Skip to Main Content
News

Paving a Path to a Healthier You With Weight Loss Surgery

SHARE

“I wanted to become a healthier version of myself,” said Mel Parent, 49, of Otis, when asked why she chose to have weight loss surgery.

In 2014, Parent had reached her heaviest weight yet. She was borderline diabetic, had trouble breathing and required a CPAP (continuous positive airway pressure) machine while sleeping. Physical activity was often difficult and sometimes painful, and she was up against a family history of heart issues.

“This was my tipping point. I knew it was time for a change,” said Parent.

Parent didn’t immediately jump to the idea of having weight loss surgery.

“I made lifestyle changes first,” said Parent. “I paid closer attention to what I was eating. I exercised more — despite the difficulty. But even after giving it more than a year and seeing some of the weight come off — I plateaued.”

After many conversations with her family doctor to discuss weight loss options, Parent was referred to Samaritan Weight Management Institute. In September 2016, Parent had a vertical sleeve gastrectomy — a procedure that reduces the size of the stomach, creating a feeling of fullness faster, even with smaller quantities of food.

Overall, Parent’s recovery from weight loss surgery went well. Then, she was met with a series of other obstacles, including emergency gallbladder surgery a month after her weight loss surgery, a serious car accident six months later and the unfortunate news of her mother’s cancer diagnosis.

“It was a perfect storm of unfortunate occurrences,” said Parent. “But I wasn’t going to let that sway me.”

Her internal motivation, combined with continued support from her parents and fiancé and participation in the program’s support groups kept her on track.

Exercise also became one of Parent’s favorite pastimes. From going to the gym to taking upwards of three‑mile strolls at Devil’s Lake State Park, the weight continued to come off.

Excess skin resulted however, often making exercise for Parent painful.

“I didn’t want to go backwards with the progress I had made simply because I had discomfort in my arms when working out,” said Parent.

Parent decided to meet with Kevin Day, MD, a plastic surgeon at the Samaritan Plastic, Reconstructive & Hand Surgery clinic. Together, they decided the best way to address Parent’s arm discomfort and to keep her weight loss journey on track was to do an arm lift (brachioplasty). The surgery was successful, and Parent was thrilled with the results.

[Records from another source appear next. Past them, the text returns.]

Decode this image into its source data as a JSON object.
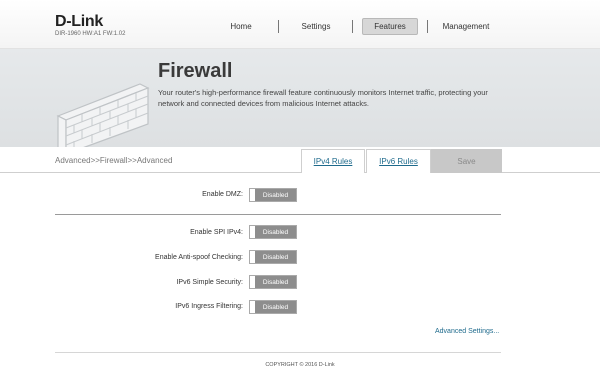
{
  "header": {
    "logo": "D-Link",
    "model": "DIR-1960 HW:A1 FW:1.02",
    "nav": [
      {
        "label": "Home"
      },
      {
        "label": "Settings"
      },
      {
        "label": "Features"
      },
      {
        "label": "Management"
      }
    ],
    "active_nav": "Features"
  },
  "banner": {
    "title": "Firewall",
    "description": "Your router's high-performance firewall feature continuously monitors Internet traffic, protecting your network and connected devices from malicious Internet attacks."
  },
  "tabbar": {
    "breadcrumb": "Advanced>>Firewall>>Advanced",
    "tabs": [
      {
        "label": "IPv4 Rules"
      },
      {
        "label": "IPv6 Rules"
      }
    ],
    "save_label": "Save"
  },
  "form": {
    "dmz": {
      "label": "Enable DMZ:",
      "state": "Disabled"
    },
    "settings": [
      {
        "label": "Enable SPI IPv4:",
        "state": "Disabled"
      },
      {
        "label": "Enable Anti-spoof Checking:",
        "state": "Disabled"
      },
      {
        "label": "IPv6 Simple Security:",
        "state": "Disabled"
      },
      {
        "label": "IPv6 Ingress Filtering:",
        "state": "Disabled"
      }
    ],
    "advanced_link": "Advanced Settings..."
  },
  "footer": {
    "copyright": "COPYRIGHT © 2016 D-Link"
  },
  "colors": {
    "link": "#1e6a8c",
    "toggle_off": "#8d8d8d",
    "save_disabled": "#c8c8c8"
  }
}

“It’s been just over six years since I truly committed to becoming a healthier version of myself,” said Parent. “Despite the personal obstacles, and not to mention a pandemic, I’ve lost 280 pounds in total, going from a size 26 pants to a 10 or 12 and a shirt size of 4x to 5x down to a medium or large. I can honestly say I feel great and I’m enjoying life more than ever.”

To others considering weight loss surgery, Parent emphasizes the importance of focusing on the positives and not what you might miss out on. She also continues to set goals for herself, including plans to go horseback riding — something she’s been unable to do for a very long time.

Learn more about weight loss and reconstructive surgery options. Weight loss: samhealth.org/WeightLoss or 541‑768‑4280 Reconstructive surgery: samhealth.org/Plastics or 541‑768‑4370.